This four song demo tape was released as a "pre-release" to a new full length album. That full length album was mostly recorded, but never released. Musically the band stays the course, plowing through four heavy songs of mostly mid-paced thrash metal. Nothing on this demo is quite as fast as the music on "The Downward Spiral". However, some of the other songs not included on this tape, such as "Psycho Heresy" and "Eternal Torment" were. Both songs were to be included on the full length album and were played regularly by the band in concert. Hopefully, someday, the album will see a proper release on CD.

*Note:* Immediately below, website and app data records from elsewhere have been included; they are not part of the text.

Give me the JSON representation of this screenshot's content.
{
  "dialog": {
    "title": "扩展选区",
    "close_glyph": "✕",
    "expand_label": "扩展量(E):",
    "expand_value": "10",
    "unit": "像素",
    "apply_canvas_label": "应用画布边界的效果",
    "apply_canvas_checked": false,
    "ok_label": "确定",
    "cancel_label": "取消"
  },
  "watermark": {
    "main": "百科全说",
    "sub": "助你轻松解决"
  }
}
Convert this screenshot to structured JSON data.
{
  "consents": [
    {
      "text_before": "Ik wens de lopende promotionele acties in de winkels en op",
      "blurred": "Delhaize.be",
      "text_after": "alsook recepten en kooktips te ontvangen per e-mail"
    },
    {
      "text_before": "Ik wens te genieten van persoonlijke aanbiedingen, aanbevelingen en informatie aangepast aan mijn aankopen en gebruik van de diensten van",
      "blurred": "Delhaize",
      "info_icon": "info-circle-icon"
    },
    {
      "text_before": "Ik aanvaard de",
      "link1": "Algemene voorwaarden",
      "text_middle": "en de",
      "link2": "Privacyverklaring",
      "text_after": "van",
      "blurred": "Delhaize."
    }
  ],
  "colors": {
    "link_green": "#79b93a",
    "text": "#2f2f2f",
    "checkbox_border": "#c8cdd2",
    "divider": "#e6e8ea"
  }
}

The Downward Spiral (1992)
1. Sin (3:36)
2. The Downward Spiral (3:54)
3. Locked in Chains (3:04)
4. Ye! (2:03)
5. The Myth (5:20)
6. Self Extinction (4:19)
7. Epicurus (5:39)
8. Posers of Deceit (2:48)
9. Grease the Duck (3:35)
10. Nightmares (5:16)
11. The Life of Emptiness (3:29)
12. Return [1997 demo] (3:40)
13. Death or Life [1997 demo] (5:10)
14. Thelo Agnoia [1997 demo] (4:19)
15. Take My Life [1997 demo] (4:32)
16. Ye! [1989 demo] (2:09)
Vacation from Hell [1989 demo]
1. America (4:29)
2. Suicide (3:43)
3. Murder for a Profit (3:49)
4. Locked in Chains (3:11)
5. Forgotten Faces (4:22)
6. The Ballad (:07)
7. Deception (2:53)
"The Downward Spiral" had never been officially released on any record label, no less on CD. Finally in 2010 the album was released by Roxx Records with several bonus tracks. Those lucky enough to get in on the pre-release received a special 2-CD version with the complete Rapture "Vacation from Hell" demo and a black "Downard Spiral" t-shirt. The Roxx release is packaged with completely brand new cover art, liner notes and some classic photos of the band. Unfortunately this album was printed in very limited supply with only 1000 pieces being pressed in total and only 125 2-CD versions making it an instant collector's item. "The Downward Spiral" is one of my favorite thrash metal albums and it deserves to be released officially on CD, especially with some kick butt artwork.
This original album featureds eleven slabs of prime speed and thrash metal. They incorporated elements of doom ("Self Extinction"), groove ("Grease the Duck") and classic metal ("Nightmares") but were mostly good just classic, American thrash metal. The songs are not overly technical, but the riffs are somewhat complicated, aided by some outstanding bass work and shredding guitar solos. The songs themselves are all quite distinct, with varied tempos and strong hooks, keeping the music from sounding boring and samey. At one moment the songs are driving and fast, such as "The Posers of Deceit" and the title track, whie other moments offer a bit more mid-paced groove such as "Epicurus" and the ultra-heavy "Sin". Paul Scozzafava has the classic, aggressive, shouted, slightly gravely vocal approach that fits well the music.
The original mix was solid, with heavy guitar tones and each individual instrument sitting in it's place. However, thanks to modern mastering technologies, the sound here is outstanding and far improved over the original cassette tape release.
The bonus tracks are demos, including four from the 1996 demo, and the demo version of "Ye!" from the self-titled 1989 demo. The bonus disc includes the entire 1989 "Vacation from Hell" demo. It too is packed full of classic speed metal and thrash. My favorite track is "Murder for a Profit", a song with lyrics written by Mike Lee of Barren Cross fame. The sound on the demo isn't quite as good as the album, but it's still nice to finally have these songs on CD. Overall, Roxx did a great job with this album. The six page foldout booklet includes liner notes by yours tuly, some classic photos and a smokin' new cover.